Thursday, 17 March 2011

Te Borg

As Craig Ranapia once said, Maori and Maori opinion aren't The Borg (I think he dubbed it "Te Borg"), and despite what the mainstream media often portrays, do not think act and feel all the same way. It seems that a large number of New Zealanders seem to believe that Te Borg exists, and is after their foreshore and seabed.

Sadly, it seems some Maori seem to believe this also. Luckily it looks like they're in for a rude shock come November 26. I predict more protests at Waitangi Day 2012.

Wednesday, 16 March 2011

Productivity up - due to unemployment?

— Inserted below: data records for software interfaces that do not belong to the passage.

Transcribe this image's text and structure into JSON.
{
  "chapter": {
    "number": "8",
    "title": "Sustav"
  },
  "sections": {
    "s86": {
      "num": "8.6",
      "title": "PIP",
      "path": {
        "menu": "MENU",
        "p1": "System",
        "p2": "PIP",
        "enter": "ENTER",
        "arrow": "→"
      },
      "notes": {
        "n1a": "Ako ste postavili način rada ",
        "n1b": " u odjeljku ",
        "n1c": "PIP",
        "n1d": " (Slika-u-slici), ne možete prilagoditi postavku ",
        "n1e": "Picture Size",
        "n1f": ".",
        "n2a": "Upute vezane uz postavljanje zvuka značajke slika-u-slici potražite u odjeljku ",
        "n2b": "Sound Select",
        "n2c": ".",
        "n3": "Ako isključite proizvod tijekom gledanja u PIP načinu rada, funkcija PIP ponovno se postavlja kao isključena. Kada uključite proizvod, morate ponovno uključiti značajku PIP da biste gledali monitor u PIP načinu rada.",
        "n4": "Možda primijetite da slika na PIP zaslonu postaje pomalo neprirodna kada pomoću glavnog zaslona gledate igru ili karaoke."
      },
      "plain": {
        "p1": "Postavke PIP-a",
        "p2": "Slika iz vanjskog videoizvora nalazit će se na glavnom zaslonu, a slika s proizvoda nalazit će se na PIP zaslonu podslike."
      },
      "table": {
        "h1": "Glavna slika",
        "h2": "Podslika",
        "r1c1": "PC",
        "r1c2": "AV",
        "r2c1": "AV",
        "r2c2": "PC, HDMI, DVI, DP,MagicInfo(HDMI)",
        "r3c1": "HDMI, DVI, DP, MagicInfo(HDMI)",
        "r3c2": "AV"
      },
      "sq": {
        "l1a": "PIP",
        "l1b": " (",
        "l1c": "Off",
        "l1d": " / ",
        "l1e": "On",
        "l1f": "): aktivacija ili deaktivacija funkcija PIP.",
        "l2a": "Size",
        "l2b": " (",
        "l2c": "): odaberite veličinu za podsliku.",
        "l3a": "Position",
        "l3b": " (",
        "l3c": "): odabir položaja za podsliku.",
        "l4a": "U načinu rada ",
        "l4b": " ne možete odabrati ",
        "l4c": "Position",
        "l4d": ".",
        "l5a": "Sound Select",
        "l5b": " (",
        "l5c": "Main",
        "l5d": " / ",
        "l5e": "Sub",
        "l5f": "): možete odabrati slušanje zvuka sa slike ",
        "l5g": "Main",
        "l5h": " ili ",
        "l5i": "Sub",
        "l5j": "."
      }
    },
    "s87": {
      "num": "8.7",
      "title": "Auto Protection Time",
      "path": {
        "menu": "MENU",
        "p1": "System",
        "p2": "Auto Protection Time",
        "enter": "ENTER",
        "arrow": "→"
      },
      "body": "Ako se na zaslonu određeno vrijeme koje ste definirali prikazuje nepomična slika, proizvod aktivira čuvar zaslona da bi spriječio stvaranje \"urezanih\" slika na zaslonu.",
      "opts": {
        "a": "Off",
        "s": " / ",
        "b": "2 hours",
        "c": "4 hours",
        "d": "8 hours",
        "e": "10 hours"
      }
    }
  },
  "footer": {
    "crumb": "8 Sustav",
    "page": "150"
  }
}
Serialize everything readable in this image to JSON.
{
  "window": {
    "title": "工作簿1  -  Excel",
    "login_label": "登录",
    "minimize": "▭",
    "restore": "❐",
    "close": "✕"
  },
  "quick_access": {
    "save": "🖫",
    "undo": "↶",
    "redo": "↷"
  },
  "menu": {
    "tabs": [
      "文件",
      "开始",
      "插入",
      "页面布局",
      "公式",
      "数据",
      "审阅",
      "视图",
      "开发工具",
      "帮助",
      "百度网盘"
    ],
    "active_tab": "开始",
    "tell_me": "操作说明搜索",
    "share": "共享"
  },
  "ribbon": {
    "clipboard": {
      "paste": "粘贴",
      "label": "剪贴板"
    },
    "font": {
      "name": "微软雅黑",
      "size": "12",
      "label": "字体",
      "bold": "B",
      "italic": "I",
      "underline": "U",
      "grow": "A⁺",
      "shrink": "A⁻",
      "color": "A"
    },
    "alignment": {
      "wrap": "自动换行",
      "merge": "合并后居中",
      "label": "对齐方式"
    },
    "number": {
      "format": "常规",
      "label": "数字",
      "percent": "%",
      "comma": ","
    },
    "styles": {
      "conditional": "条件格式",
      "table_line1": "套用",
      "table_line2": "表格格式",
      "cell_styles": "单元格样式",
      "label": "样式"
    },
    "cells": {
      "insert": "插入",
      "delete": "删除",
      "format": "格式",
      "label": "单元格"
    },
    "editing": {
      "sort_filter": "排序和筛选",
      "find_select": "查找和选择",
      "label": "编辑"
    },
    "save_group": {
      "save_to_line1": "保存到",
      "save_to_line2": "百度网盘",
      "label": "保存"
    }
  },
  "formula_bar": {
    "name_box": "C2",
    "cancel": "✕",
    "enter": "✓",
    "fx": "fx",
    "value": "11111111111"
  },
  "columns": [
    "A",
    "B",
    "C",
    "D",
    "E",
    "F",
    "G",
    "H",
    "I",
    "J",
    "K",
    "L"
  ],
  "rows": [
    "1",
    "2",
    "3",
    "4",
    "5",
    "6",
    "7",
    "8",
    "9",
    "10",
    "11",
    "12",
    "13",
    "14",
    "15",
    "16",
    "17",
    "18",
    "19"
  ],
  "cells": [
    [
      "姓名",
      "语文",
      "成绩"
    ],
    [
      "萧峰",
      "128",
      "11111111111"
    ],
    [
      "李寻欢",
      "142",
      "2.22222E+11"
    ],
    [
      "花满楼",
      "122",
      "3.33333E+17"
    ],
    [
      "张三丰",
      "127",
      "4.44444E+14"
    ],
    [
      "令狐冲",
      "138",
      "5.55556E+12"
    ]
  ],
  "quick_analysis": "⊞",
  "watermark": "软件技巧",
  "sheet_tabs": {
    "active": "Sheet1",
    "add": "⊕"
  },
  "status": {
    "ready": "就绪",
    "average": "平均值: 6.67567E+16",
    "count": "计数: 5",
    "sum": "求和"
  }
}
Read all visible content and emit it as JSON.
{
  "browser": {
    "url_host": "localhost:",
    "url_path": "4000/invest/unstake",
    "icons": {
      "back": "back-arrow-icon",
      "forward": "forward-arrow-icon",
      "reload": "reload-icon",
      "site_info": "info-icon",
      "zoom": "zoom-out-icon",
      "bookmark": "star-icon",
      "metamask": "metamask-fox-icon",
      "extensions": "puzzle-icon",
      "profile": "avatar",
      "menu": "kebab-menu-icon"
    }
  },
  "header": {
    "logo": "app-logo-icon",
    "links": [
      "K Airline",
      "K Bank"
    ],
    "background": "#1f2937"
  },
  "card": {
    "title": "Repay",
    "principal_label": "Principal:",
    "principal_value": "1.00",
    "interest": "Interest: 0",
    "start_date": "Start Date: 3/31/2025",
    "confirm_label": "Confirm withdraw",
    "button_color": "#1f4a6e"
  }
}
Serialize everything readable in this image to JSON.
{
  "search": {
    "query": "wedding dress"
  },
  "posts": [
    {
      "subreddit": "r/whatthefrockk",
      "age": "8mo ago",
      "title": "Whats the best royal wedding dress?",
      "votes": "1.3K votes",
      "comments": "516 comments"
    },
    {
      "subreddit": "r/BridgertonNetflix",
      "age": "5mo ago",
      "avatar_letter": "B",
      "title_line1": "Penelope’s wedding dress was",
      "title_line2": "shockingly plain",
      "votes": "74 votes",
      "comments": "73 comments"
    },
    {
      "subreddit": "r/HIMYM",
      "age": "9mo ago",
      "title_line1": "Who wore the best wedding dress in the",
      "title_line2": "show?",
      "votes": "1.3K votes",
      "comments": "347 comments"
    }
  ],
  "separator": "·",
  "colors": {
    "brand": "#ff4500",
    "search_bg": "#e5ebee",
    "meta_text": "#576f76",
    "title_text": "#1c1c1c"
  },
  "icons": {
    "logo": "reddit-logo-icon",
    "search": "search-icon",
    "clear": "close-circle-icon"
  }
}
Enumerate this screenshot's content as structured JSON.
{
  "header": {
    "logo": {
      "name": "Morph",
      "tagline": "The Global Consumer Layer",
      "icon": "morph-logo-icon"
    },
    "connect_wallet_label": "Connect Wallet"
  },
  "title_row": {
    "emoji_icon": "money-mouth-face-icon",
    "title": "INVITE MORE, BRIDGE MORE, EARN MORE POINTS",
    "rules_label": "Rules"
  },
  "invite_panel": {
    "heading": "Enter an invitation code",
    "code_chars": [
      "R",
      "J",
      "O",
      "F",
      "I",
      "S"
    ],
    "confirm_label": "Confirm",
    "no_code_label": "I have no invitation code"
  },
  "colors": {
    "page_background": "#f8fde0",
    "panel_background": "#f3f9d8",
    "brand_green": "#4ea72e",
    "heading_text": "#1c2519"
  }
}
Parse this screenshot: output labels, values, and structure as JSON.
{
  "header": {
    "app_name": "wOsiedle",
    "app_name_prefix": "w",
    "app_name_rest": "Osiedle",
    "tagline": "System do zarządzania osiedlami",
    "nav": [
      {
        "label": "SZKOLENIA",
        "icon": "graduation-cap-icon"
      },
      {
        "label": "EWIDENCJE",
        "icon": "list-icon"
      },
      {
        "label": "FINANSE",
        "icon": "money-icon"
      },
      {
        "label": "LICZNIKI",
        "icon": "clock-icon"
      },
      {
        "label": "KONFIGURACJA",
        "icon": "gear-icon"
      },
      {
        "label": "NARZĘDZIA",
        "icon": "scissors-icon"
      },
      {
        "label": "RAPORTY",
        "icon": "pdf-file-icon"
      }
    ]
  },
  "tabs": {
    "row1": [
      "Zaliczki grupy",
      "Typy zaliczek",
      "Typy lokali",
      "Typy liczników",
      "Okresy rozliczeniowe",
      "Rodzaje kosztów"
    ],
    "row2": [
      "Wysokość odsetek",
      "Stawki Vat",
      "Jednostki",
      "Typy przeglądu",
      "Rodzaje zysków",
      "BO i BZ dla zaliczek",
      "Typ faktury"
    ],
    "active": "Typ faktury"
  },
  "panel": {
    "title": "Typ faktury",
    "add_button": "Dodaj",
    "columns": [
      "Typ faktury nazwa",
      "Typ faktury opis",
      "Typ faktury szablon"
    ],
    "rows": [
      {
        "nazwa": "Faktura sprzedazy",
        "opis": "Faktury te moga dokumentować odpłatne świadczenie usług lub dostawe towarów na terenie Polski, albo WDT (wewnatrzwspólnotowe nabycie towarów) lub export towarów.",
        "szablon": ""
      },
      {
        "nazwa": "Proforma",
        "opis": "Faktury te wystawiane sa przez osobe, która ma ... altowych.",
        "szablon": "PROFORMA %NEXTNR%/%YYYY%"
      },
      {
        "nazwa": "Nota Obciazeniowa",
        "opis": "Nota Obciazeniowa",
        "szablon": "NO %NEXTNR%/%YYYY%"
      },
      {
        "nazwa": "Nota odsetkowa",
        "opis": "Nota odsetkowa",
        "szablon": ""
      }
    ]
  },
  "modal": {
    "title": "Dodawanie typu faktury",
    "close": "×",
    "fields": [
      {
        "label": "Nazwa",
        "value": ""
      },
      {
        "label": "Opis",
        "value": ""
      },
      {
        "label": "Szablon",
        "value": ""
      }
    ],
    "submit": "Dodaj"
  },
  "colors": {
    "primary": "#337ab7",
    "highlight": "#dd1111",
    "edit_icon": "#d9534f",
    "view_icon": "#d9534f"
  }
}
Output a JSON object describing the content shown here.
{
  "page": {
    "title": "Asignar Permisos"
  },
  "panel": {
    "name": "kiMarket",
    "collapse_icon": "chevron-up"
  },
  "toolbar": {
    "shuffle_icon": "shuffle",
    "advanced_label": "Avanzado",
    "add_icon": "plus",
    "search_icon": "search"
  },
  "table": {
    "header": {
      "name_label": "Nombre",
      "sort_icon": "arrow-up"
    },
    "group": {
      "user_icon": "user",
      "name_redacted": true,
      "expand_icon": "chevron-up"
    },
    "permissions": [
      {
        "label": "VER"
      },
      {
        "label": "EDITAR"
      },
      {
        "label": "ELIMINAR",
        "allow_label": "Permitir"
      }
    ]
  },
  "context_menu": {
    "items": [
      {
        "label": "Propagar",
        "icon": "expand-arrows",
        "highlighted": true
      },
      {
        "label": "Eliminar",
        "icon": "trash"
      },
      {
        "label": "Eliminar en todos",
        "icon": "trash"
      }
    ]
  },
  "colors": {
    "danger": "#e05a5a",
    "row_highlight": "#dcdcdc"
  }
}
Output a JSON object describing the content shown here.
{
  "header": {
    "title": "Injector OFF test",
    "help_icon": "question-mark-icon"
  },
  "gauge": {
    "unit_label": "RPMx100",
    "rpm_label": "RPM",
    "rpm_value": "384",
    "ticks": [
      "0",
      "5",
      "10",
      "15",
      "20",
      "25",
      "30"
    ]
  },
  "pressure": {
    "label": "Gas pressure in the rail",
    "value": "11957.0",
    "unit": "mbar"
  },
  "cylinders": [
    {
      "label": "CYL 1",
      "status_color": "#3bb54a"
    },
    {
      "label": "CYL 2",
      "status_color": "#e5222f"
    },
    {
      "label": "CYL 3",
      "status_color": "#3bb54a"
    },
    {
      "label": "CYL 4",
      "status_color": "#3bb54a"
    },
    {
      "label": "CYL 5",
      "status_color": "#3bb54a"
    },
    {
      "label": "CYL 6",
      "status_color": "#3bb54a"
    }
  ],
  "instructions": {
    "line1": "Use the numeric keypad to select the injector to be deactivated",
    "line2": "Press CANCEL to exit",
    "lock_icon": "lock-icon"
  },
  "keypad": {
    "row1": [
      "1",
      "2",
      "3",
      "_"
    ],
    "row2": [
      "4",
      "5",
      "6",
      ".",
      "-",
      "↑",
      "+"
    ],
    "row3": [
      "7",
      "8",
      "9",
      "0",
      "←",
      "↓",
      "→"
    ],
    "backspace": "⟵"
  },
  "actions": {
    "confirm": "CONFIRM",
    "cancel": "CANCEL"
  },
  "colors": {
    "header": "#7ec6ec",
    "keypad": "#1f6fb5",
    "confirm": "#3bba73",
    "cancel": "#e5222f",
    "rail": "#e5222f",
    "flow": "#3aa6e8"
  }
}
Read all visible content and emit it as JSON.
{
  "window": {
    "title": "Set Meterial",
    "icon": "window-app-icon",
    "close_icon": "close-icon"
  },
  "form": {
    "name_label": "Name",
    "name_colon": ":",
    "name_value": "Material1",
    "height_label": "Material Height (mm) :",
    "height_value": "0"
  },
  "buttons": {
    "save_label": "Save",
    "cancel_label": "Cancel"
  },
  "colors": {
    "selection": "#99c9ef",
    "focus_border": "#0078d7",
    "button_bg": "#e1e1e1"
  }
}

Productivity is up 3.7% for the 2009 - 2010 year. This compares with an average of 0.9% growth from 2006 - 2009. It's the highest it's been in 10 years.

The Standard says this is because unemployment's up. If that was the case, you'd expect there to be stronger correlation between poor productivity performance and low unemployment. As you can see from the graph above, unemployment has shot up following the global financial crisis in 2008.


Not just an earthquake, but a tsunami followed by what looks like the worst nuclear disaster in 25 years.

My friend JJ, who lived in Japan for a year as an English teacher, has an excellent article on the tragedy.

As for the nuclear issue, sadly the usual hysterics have come out, arguing that this is incontrovertible proof that nuclear energy is evil. I remain unconvinced - specifically that nuclear energy is itself evil; for New Zealand the economics simply don't stack up. The Japanese situation is totally unique, and it's questionable whether planners could've conceivably thought of the earthquake plus tsunami combo.

The real problem with nuclear energy is not the operation of plants - it's the nuclear waste they generate, and storing it for thousands of years after it's been used. The idea of nuclear energy being clean and green is, for this reason, nonsense. That said, while nuclear plants are in operation they produce substantially less carbon emissions.

Monday, 7 March 2011


It's been sadly fascinating to see the snipes and counter-snipes across the political divide following the Christchurch earthquake. If there's any sign of life returning to normal, it's the positions taken by both sides. Predictably, the left either want higher or special taxes to pay for the rebuilding, while many on the right want spending cuts and tax cuts to increase growth. Oh well. Thankfully we now have a service to look forward to on March 13th.

Good on Peter Dunne for making Wellington City Council release its list of "quake-risk" buildings. There's also a "quake-list" map knocking about. Kapiti, Porirua and the two Hutts should follow suit.

What impact will it have on the general election? My prediction is that the Government will move more to the right at the election; its privatisation program will be more generally accepted and there will be spending cuts; probably only to Working For Families though.